Thanks to the Cooper Hewitt, Smithsonian Design Museum’s 19th-century roots and the Hewitt sisters’ collection, the institution has strong holdings in that era’s decorative arts. This month, the New York museum announced that its 20th-century collections were strengthened with a considerable gift from George R. Kravis II.
Most people view Switzerland as the birthplace of nifty pocket knives, cheese with holes, expensive skiing, and Dadaism.
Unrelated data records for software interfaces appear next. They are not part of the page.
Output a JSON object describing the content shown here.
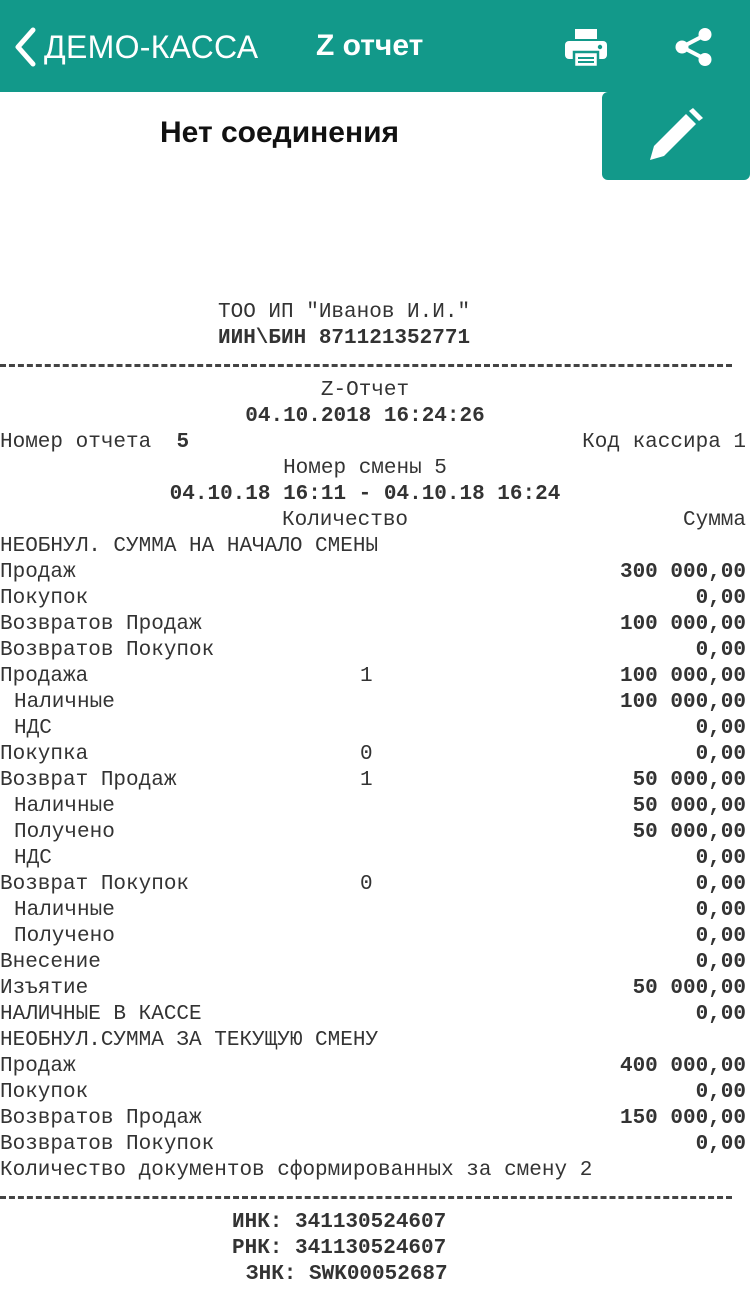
{
  "header": {
    "back_label": "ДЕМО-КАССА",
    "title": "Z отчет",
    "background": "#12998a"
  },
  "status": "Нет соединения",
  "receipt": {
    "company": "ТОО ИП \"Иванов И.И.\"",
    "inn": "ИИН\\БИН 871121352771",
    "report_name": "Z-Отчет",
    "datetime": "04.10.2018 16:24:26",
    "report_number_label": "Номер отчета",
    "report_number": "5",
    "cashier_label": "Код кассира 1",
    "shift_label": "Номер смены 5",
    "shift_period": "04.10.18 16:11 - 04.10.18 16:24",
    "qty_header": "Количество",
    "sum_header": "Сумма",
    "start_header": "НЕОБНУЛ. СУММА НА НАЧАЛО СМЕНЫ",
    "rows": [
      {
        "label": "Продаж",
        "qty": "",
        "amount": "300 000,00",
        "indent": false
      },
      {
        "label": "Покупок",
        "qty": "",
        "amount": "0,00",
        "indent": false
      },
      {
        "label": "Возвратов Продаж",
        "qty": "",
        "amount": "100 000,00",
        "indent": false
      },
      {
        "label": "Возвратов Покупок",
        "qty": "",
        "amount": "0,00",
        "indent": false
      },
      {
        "label": "Продажа",
        "qty": "1",
        "amount": "100 000,00",
        "indent": false
      },
      {
        "label": "Наличные",
        "qty": "",
        "amount": "100 000,00",
        "indent": true
      },
      {
        "label": "НДС",
        "qty": "",
        "amount": "0,00",
        "indent": true
      },
      {
        "label": "Покупка",
        "qty": "0",
        "amount": "0,00",
        "indent": false
      },
      {
        "label": "Возврат Продаж",
        "qty": "1",
        "amount": "50 000,00",
        "indent": false
      },
      {
        "label": "Наличные",
        "qty": "",
        "amount": "50 000,00",
        "indent": true
      },
      {
        "label": "Получено",
        "qty": "",
        "amount": "50 000,00",
        "indent": true
      },
      {
        "label": "НДС",
        "qty": "",
        "amount": "0,00",
        "indent": true
      },
      {
        "label": "Возврат Покупок",
        "qty": "0",
        "amount": "0,00",
        "indent": false
      },
      {
        "label": "Наличные",
        "qty": "",
        "amount": "0,00",
        "indent": true
      },
      {
        "label": "Получено",
        "qty": "",
        "amount": "0,00",
        "indent": true
      },
      {
        "label": "Внесение",
        "qty": "",
        "amount": "0,00",
        "indent": false
      },
      {
        "label": "Изъятие",
        "qty": "",
        "amount": "50 000,00",
        "indent": false
      },
      {
        "label": "НАЛИЧНЫЕ В КАССЕ",
        "qty": "",
        "amount": "0,00",
        "indent": false
      }
    ],
    "current_header": "НЕОБНУЛ.СУММА ЗА ТЕКУЩУЮ СМЕНУ",
    "current_rows": [
      {
        "label": "Продаж",
        "amount": "400 000,00"
      },
      {
        "label": "Покупок",
        "amount": "0,00"
      },
      {
        "label": "Возвратов Продаж",
        "amount": "150 000,00"
      },
      {
        "label": "Возвратов Покупок",
        "amount": "0,00"
      }
    ],
    "docs_count": "Количество документов сформированных за смену 2",
    "inc": "ИНК: 341130524607",
    "rnk": "РНК: 341130524607",
    "znk": "ЗНК: SWK00052687"
  }
}
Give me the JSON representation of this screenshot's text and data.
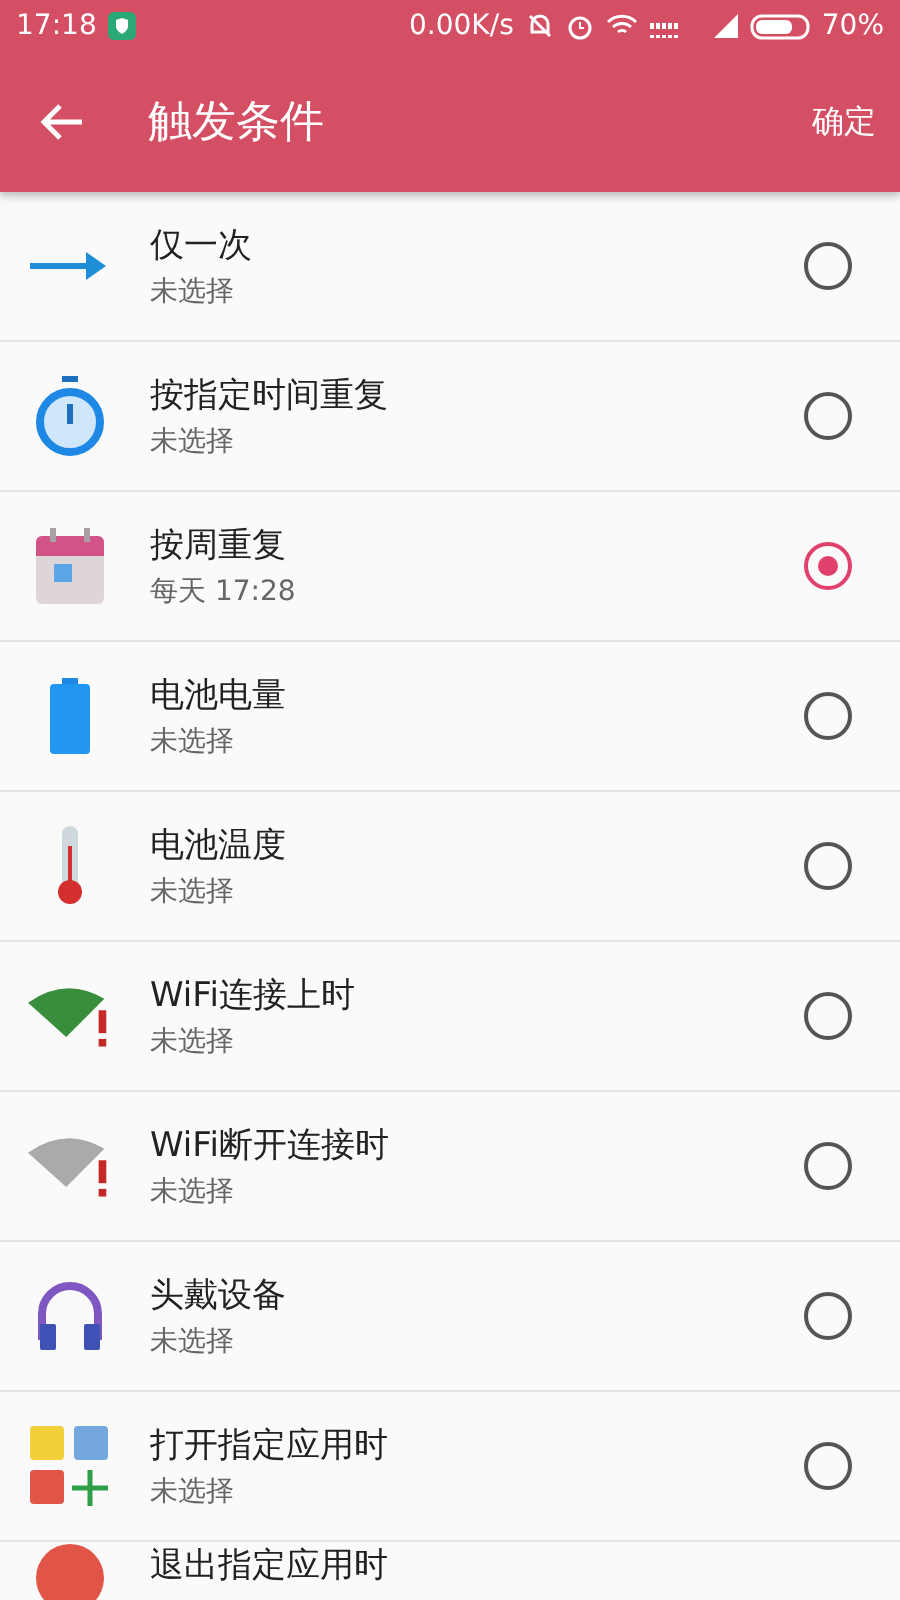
{
  "status_bar": {
    "time": "17:18",
    "speed": "0.00K/s",
    "battery": "70%"
  },
  "toolbar": {
    "title": "触发条件",
    "action": "确定"
  },
  "options": [
    {
      "title": "仅一次",
      "subtitle": "未选择",
      "selected": false
    },
    {
      "title": "按指定时间重复",
      "subtitle": "未选择",
      "selected": false
    },
    {
      "title": "按周重复",
      "subtitle": "每天 17:28",
      "selected": true
    },
    {
      "title": "电池电量",
      "subtitle": "未选择",
      "selected": false
    },
    {
      "title": "电池温度",
      "subtitle": "未选择",
      "selected": false
    },
    {
      "title": "WiFi连接上时",
      "subtitle": "未选择",
      "selected": false
    },
    {
      "title": "WiFi断开连接时",
      "subtitle": "未选择",
      "selected": false
    },
    {
      "title": "头戴设备",
      "subtitle": "未选择",
      "selected": false
    },
    {
      "title": "打开指定应用时",
      "subtitle": "未选择",
      "selected": false
    },
    {
      "title": "退出指定应用时"
    }
  ]
}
But it also gave us the legendary modern furniture company Vitra, as many of the most enthusiastic and/or pretentious of design lovers know.
PARIS — Eileen Gray designed furniture that didn’t so much inhabit as space as touch lightly on it. With discreet forms and minimalist waves that contrasted their industrial materials to the waning of Art Nouveau, the Irish designer quietly influenced the modernism that would guide architecture and design beyond the 1920s and 30s. Yet while her contemporaries like Le Corbusier and Marcel Breuer have their names as cemented in modernist history as their sturdy designs, Gray’s legacy has been less studied.
I couldn’t imagine leaving Copenhagen without experiencing the classic Arne Jacobsen SAS Hotel that opened in 1960. One of the things that makes this structure so unique is that Jacobsen was commissioned by SAS, the Scandinavian airline, to design the world’s first designer hotel. While the notion of a “designer hotel” is commonplace nowadays, before Jacobsen’s acheivement, luxury was a term more frequently associated with more vintage elements, like lavishly patterned carpets, heavy curtains and 19th C. moldings.